Restate the listing below exactly, images excluded.

** Opening GIVEN ENTRIES block **

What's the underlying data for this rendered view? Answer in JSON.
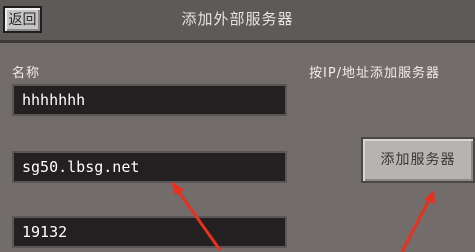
{
  "header": {
    "back_label": "返回",
    "title": "添加外部服务器"
  },
  "form": {
    "name_label": "名称",
    "hint": "按IP/地址添加服务器",
    "name_value": "hhhhhhh",
    "address_value": "sg50.lbsg.net",
    "port_value": "19132",
    "add_button_label": "添加服务器"
  },
  "colors": {
    "annotation_arrow": "#e8301c"
  }
}
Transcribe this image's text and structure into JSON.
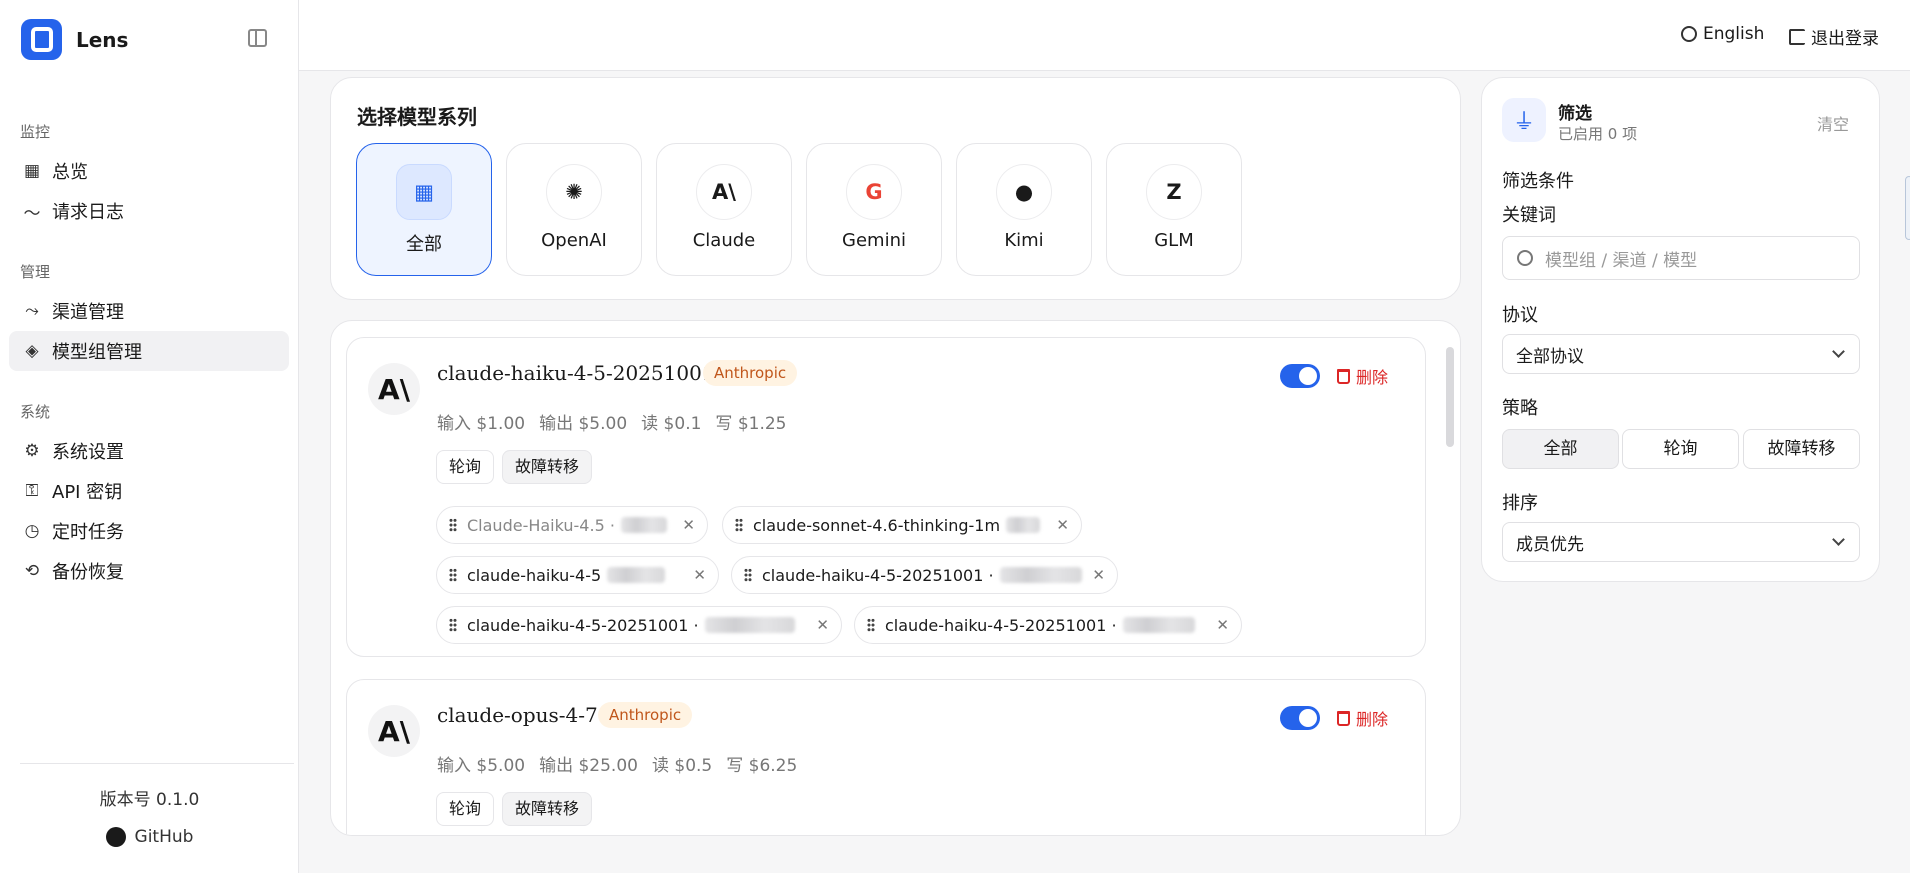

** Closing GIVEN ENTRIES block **

SOLVED EXERCISE:
What's the underlying data for this rendered view? Answer in JSON.
{
  "header": {
    "back_label": "返回",
    "title": "添加外部服务器"
  },
  "form": {
    "name_label": "名称",
    "hint": "按IP/地址添加服务器",
    "name_value": "hhhhhhh",
    "address_value": "sg50.lbsg.net",
    "port_value": "19132",
    "add_button_label": "添加服务器"
  },
  "colors": {
    "annotation_arrow": "#e8301c"
  }
}
Transcribe this image's text and structure into JSON.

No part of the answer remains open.